• 8:30 a.m., CLEARFIELD — After working up an appetite at the fun run, it’s off to Clearfield City’s Pancake Breakfast, which runs until 10 a.m. at Kent’s Market, 580 S. State St. Cost is $7 per person, $3 for ages 8 and younger, or $25 for a family of six. And it’s for a good cause, with all proceeds going to fund a veterans memorial in Clearfield.
• 10 a.m., KAYSVILLE — Sorry, no time for seconds at the pancake breakfast, as we’re off to Kaysville for that city’s parade, F-35 flyover and … COMMUNITY WATER FIGHT! Come armed, as the fire department usually brings out the big guns. The fun takes place along Main Street in downtown Kaysville.
• 12:30 p.m., NORTH OGDEN — What’s Independence Day without a little coveting of other people’s sweet rides? Head for North Ogden’s Cherry Days festivities and the Kiwanis Car Show, set up next to North Ogden Park, 2705 N. 550 East.
• 2 p.m., MORGAN — With the afternoon heating up, cool off by heading up Weber Canyon for the annual cardboard boat regatta on a relatively gentle stretch of the Weber River. The race is followed by river activities there, near the Morgan County Fairgrounds, 750 E. Como Springs Road.
• 4 p.m., HUNTSVILLE — On your way back down the canyon, you may as well swing up over Trappers Loop to catch the tail end of the annual Mountain Arts & Music Festival in the idyllic little town of Huntsville. It’s being held in Huntsville Square, 7355 E. 200 South, and features original fine art, live music, hands-on children’s art and activities, and a community art display.

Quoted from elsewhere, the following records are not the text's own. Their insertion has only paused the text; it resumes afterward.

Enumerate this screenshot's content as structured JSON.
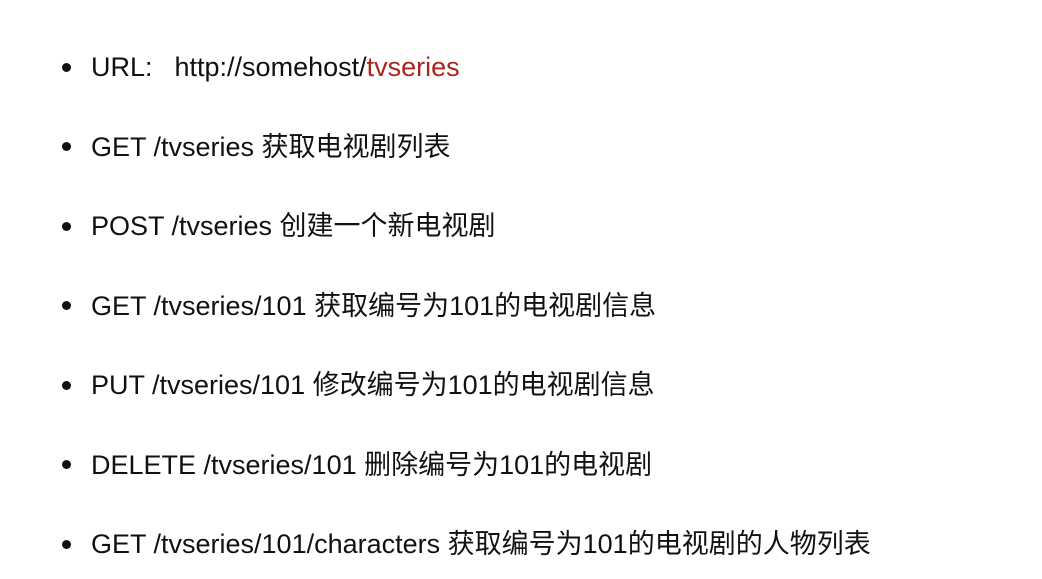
{
  "slide": {
    "items": [
      {
        "label": "URL:",
        "host": "http://somehost/",
        "resource": "tvseries"
      },
      {
        "text": "GET /tvseries 获取电视剧列表"
      },
      {
        "text": "POST /tvseries 创建一个新电视剧"
      },
      {
        "text": "GET /tvseries/101 获取编号为101的电视剧信息"
      },
      {
        "text": "PUT /tvseries/101 修改编号为101的电视剧信息"
      },
      {
        "text": "DELETE /tvseries/101 删除编号为101的电视剧"
      },
      {
        "text": "GET /tvseries/101/characters 获取编号为101的电视剧的人物列表"
      }
    ]
  },
  "colors": {
    "text": "#111111",
    "accent": "#a8251e",
    "background": "#ffffff"
  },
  "icons": {
    "bullet": "bullet-dot-icon"
  }
}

• 6 p.m., WEST POINT — By now, you’re probably getting hungry. And while there’s no shortage of food for sale at most of the places you’re visiting, we suggest heading for the Picnic in the Park at Loy Blake Park, 550 N. 3500 West. While residents eat free, visitors pay a mere $2 for the picnic.

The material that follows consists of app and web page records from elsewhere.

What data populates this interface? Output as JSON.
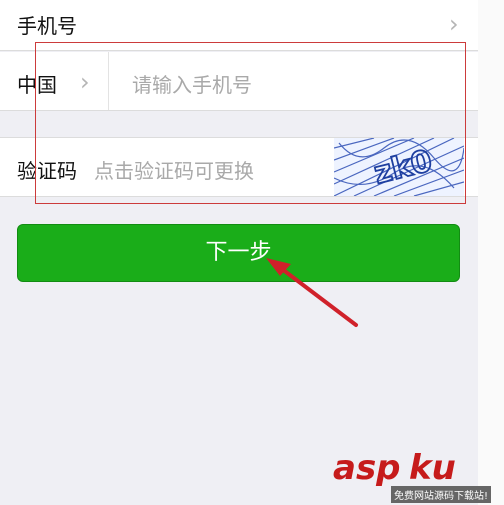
{
  "top_row": {
    "label": "手机号"
  },
  "phone_row": {
    "country": "中国",
    "placeholder": "请输入手机号"
  },
  "captcha_row": {
    "label": "验证码",
    "hint": "点击验证码可更换",
    "image_text": "zk0"
  },
  "next_button": {
    "label": "下一步"
  },
  "watermark": {
    "brand": "asp",
    "brand2": "ku",
    "tagline": "免费网站源码下载站!"
  },
  "colors": {
    "button_green": "#1aad19",
    "annotation_red": "#d0212a"
  }
}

• 8 p.m., LAYTON — What’s a Fourth of July celebration without a performance of Tchaikovsky’s “1812 Overture,” complete with cannons? Drive back to Layton for a performance by the New American Philharmonic in the Kenley Amphitheater, 403 N. Wasatch Drive.
• 10 p.m., CLEARFIELD — While you could stay in Layton for the concluding fireworks, you could also travel next door to Clearfield’s Fisher Park (934 S. 1000 East) for what’s billed as the “second-biggest fireworks display in Northern Utah.”
• 10:30 p.m., WEST POINT — And finally, since you’ve come this far you may as well go all the way. If you don’t have to work on Friday, consider backtracking to Loy Blake Park to end the night with a late-night outdoor movie. Although city officials still hadn’t decided on a title — just two days before the event — whatever they’re showing is sure to be the perfect ending to an epic Independence Day celebration.